So why hasn’t a new movie theater (other than a Lincoln Center expansion) opened in Manhattan since 2005?

“I think the reason has a great deal to do with the same thing that everything in New York has a great deal to do with,” says Karen Cooper, director of the nonprofit Film Forum. “Real estate values.”

Downtown arthouses have found a way to buck the overall trend, with location playing a large factor in their success.

In 2005, the IFC Center took over the location of the New Waverly Theater, conveniently located right above the busy West 4th Street subway station, making it a destination for those from Manhattan and the outer boroughs as well as nearby NYU film students. Now, they’re planning an expansion from the current five theaters.

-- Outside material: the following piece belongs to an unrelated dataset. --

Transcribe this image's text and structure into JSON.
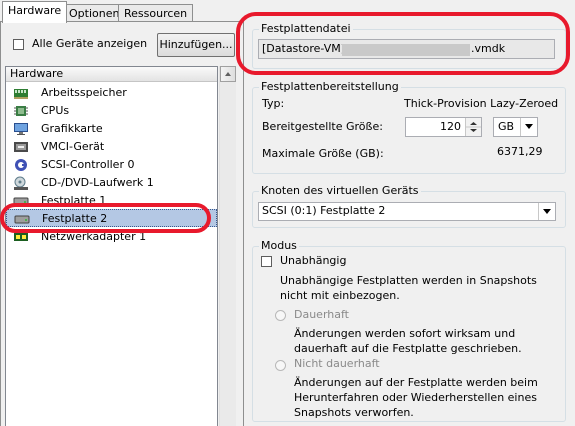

“We don’t really do anything from the studios and I think that’s the key to why we’ve been successful enough to expand,” IFC Center’s John Vanco says. “The rent and expense issue is also what’s driving us to double down and expand our space so we can keep doing more of what we’ve been doing at IFC Center. Audiences respect, admire and support theaters that program not based on what the studios are putting out there, but based on what are good movies and movies that are forgotten that need to be remembered.”

Cooper also notes that streaming and Netflix have created new challenges for existing movie theaters. “People can see movies very comfortably in their own home and it’s a very different experience. I prefer the theatrical experience on a big screen in a dark room with lots of other people but the convenience is something you have to acknowledge. That gives movie theaters tremendous competition.”

“I do think at the end of the day, going to the movies in a cinema is not a cryptic nostalgic pursuit,” Vanco adds. “It is something that human beings are hard-wired to enjoy and I don’t think just because there’s iTunes, it has much to do with people not going to the movies.”

Daniel Walber, a film enthusiast who writes about documentaries, is excited by the prospects of the Metrograph, which will also include a restaurant. “Classic documentaries don’t show up on repertory schedules all the time, so I’m particularly looking forward to the three new 35mm prints of Frederick Wiseman films.”

The Metrograph programming will begin with a 16-film retrospective called “Surrender to the Screen,” starting March 4, and featuring films about the filmgoing experience, including Woody Allen’s “The Purple Rose of Cairo,” Martin Scorsese’s “Taxi Driver” and Peter Bogdonavich’s “The Last Picture Show” all presented in 35mm.

Noah Baumbach will present the oddest double feature ever on March 5 with George Miller’s “Babe: Pig in the City” paired with Stanley Kubrick’s “Eyes Wide Shut,” through the Metrograph’s collaboration with the Criterion Collection.

March 9 through 17 will see a retrospective of the films of post-New Wave French filmmaker Jean Eustache (“The Mother and the Whore”), while Frederick Wiseman’s rarely seen documentaries “High School” and “Hospital” will be shown with “Titicut Follies” from March 25 to April 14 to celebrate the 50th anniversary of the acclaimed filmmaker’s career.

Two of the Metrograph’s exclusive U.S. premieres are Van Neistat’s documentary “A Space Program” starting March 18, about artist Tom Sachs’ transformation of the Park Avenue Armory into a space station, and Tsai Ming-liang’s “Afternoon” from April 1 to 7.

April 8th will see the 6th Old School Kung Fu Fest, featuring 35mm prints of films like Bruce Lee’s “Enter the Dragon” and Jackie Chan’s “Rumble in the Bronx.”

Tickets are on sale now.